MIAMI – From his balcony, Maurice Watchman complains about the slowdown in search operations, without directly looking at the ruins 12-storey building collapsing on the site, Near Miami, so far four have died and 159 are missing.
“This is not a rescue operation,” he says.
The sense of anger is shared by other locals, who question whether neglect played a role in the surfacing tragedy. It is already known that three years before the collapse, a consultant discovered dangerous evidence “Major structural damage” Concrete slab below the pool deck and “numerous” cracks and collapse of columns, beams and walls of the parking lot under the building.
Local officials say hundreds of firefighters and rescue workers were mobilized to find survivors amid the rubble of the Sampline Towers building, where an unseen area collapsed into the sea early Thursday morning.
Teams operate between piles of concrete and iron, while firefighters drill through walls in hopes of finding survivors.
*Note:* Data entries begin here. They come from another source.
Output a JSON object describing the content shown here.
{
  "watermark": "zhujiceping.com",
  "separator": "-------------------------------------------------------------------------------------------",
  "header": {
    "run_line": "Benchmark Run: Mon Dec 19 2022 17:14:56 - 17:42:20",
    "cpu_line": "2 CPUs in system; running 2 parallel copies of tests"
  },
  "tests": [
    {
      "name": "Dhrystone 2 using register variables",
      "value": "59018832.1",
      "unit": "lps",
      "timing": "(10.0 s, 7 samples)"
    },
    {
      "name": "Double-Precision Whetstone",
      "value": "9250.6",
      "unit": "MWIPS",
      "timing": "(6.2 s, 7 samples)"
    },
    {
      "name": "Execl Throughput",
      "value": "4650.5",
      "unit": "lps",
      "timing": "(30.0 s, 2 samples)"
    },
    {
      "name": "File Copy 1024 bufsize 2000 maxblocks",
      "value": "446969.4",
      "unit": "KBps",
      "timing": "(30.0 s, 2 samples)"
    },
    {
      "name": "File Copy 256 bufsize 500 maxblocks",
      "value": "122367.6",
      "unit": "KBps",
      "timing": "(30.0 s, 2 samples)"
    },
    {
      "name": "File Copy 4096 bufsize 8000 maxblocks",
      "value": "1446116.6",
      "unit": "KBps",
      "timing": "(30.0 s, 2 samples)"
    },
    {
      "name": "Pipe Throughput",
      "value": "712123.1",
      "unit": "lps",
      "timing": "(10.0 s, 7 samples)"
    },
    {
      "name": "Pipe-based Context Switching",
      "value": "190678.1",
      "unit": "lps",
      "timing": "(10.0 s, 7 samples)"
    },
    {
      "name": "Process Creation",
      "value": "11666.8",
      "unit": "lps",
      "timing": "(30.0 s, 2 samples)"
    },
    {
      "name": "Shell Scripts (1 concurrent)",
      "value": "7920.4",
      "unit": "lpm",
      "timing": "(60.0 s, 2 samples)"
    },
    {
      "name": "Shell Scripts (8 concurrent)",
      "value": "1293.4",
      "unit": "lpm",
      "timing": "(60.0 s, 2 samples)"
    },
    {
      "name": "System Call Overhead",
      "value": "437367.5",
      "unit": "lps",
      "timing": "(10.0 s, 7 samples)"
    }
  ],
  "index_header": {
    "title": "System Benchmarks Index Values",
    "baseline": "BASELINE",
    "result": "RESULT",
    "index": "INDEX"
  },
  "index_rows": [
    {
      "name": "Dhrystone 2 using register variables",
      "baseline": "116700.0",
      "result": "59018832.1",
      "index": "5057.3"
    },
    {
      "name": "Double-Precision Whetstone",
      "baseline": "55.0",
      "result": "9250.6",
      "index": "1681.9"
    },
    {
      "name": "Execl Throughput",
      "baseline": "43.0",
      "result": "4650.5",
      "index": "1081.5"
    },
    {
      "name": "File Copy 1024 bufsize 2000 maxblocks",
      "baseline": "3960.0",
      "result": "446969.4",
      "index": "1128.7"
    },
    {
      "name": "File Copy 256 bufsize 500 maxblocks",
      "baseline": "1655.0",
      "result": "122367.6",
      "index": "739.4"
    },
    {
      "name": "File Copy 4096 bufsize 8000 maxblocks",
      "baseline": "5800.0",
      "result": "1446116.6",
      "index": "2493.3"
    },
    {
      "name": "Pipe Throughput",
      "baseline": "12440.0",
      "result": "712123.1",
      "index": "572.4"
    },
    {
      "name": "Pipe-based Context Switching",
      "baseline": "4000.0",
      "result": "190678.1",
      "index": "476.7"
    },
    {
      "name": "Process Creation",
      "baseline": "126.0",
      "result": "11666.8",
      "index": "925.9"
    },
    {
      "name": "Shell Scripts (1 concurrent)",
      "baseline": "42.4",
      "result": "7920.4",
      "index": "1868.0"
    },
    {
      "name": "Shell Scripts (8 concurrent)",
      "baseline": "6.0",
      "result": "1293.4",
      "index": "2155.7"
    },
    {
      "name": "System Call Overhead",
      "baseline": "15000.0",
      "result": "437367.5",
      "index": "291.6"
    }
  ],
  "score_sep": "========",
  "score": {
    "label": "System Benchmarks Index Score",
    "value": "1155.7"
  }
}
But as the hours go by, the patience and anger of the relatives of the missing increase.
“It’s here, we’ve been told there are hundreds of workers trying to pull people out and rescue them. It’s not a rescue operation, it’s nothing,” Watchman said.
Missing his best friend Syme Rosenberg, his son and daughter-in-law.
Accompanied by Rosenberg’s son – in – law Mike Salberg, the watchman left New York a few hours after the tragedy and rented an apartment in a building next to the Sampline Towers.
“My uncle’s apartment is right there, and that violet column is across the screen door,” Sulberg said, pointing to what the second floor of the building was. “None of the rescued people tried to remove the debris, even with their own hands, trying to remove the people.
He believes there are survivors trapped in air bubbles.
Officials said they understood the families’ frustrations.
“We publish information twice a day about the details of the activities,” Miami-Date County Mayor Daniel Levine Kawa said Friday night.
“There is still hope,” he said, adding that the victims, in this type of disaster, were found alive “a week later” in the accidents.
Janet Aguero, 46, was with her husband and two children on the 11th floor of the building, on the street side, at dawn. She got up with what appeared to be an “earthquake” and went downstairs with her family to escape.
“I’m angry to think this could have been avoided,” he told AFP.
In the days before the collapse, he said he heard noises and “some strange sounds” while building work was going on.
“I’m lucky to survive, but my family can see what others are doing now. It’s fascinating to see them,” he added. “I want answers. Families deserve it, and if it is ignored someone has to take responsibility.